Go through the listing beneath and show each line containing the string "مخزن".

====

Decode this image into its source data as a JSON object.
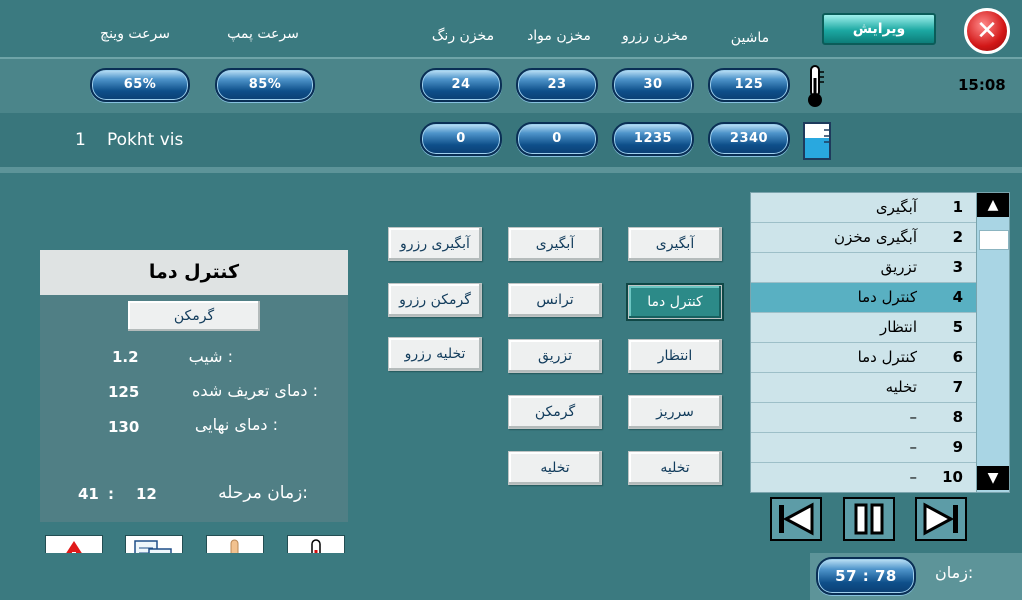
{
  "header": {
    "edit_label": "ویرایش",
    "close_icon": "close-icon",
    "columns": [
      "ماشین",
      "مخزن رزرو",
      "مخزن مواد",
      "مخزن رنگ"
    ],
    "speed_headers": [
      "سرعت پمپ",
      "سرعت وینچ"
    ]
  },
  "clock": "15:08",
  "temperatures": [
    "125",
    "30",
    "23",
    "24"
  ],
  "speeds": [
    "85%",
    "65%"
  ],
  "volumes": [
    "2340",
    "1235",
    "0",
    "0"
  ],
  "recipe": {
    "number": "1",
    "name": "Pokht vis"
  },
  "buttons": {
    "col1": [
      "آبگیری",
      "کنترل دما",
      "انتظار",
      "سرریز",
      "تخلیه"
    ],
    "col2": [
      "آبگیری",
      "ترانس",
      "تزریق",
      "گرمکن",
      "تخلیه"
    ],
    "col3": [
      "آبگیری رزرو",
      "گرمکن رزرو",
      "تخلیه رزرو"
    ]
  },
  "panel": {
    "title": "کنترل دما",
    "sub_button": "گرمکن",
    "slope_label": "شیب :",
    "slope_value": "1.2",
    "setpoint_label": "دمای تعریف شده :",
    "setpoint_value": "125",
    "final_label": "دمای نهایی :",
    "final_value": "130",
    "stage_time_label": "زمان مرحله:",
    "stage_minutes": "12",
    "stage_seconds": "41",
    "sep": ":"
  },
  "steps": [
    {
      "n": "1",
      "label": "آبگیری"
    },
    {
      "n": "2",
      "label": "آبگیری مخزن"
    },
    {
      "n": "3",
      "label": "تزریق"
    },
    {
      "n": "4",
      "label": "کنترل دما"
    },
    {
      "n": "5",
      "label": "انتظار"
    },
    {
      "n": "6",
      "label": "کنترل دما"
    },
    {
      "n": "7",
      "label": "تخلیه"
    },
    {
      "n": "8",
      "label": "–"
    },
    {
      "n": "9",
      "label": "–"
    },
    {
      "n": "10",
      "label": "–"
    }
  ],
  "selected_step": "4",
  "footer": {
    "time_label": "زمان:",
    "time_value": "57 : 78"
  }
}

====

Solution for this exercise
      "مخزن رزرو",
      "مخزن مواد",
      "مخزن رنگ"
      "label": "آبگیری مخزن"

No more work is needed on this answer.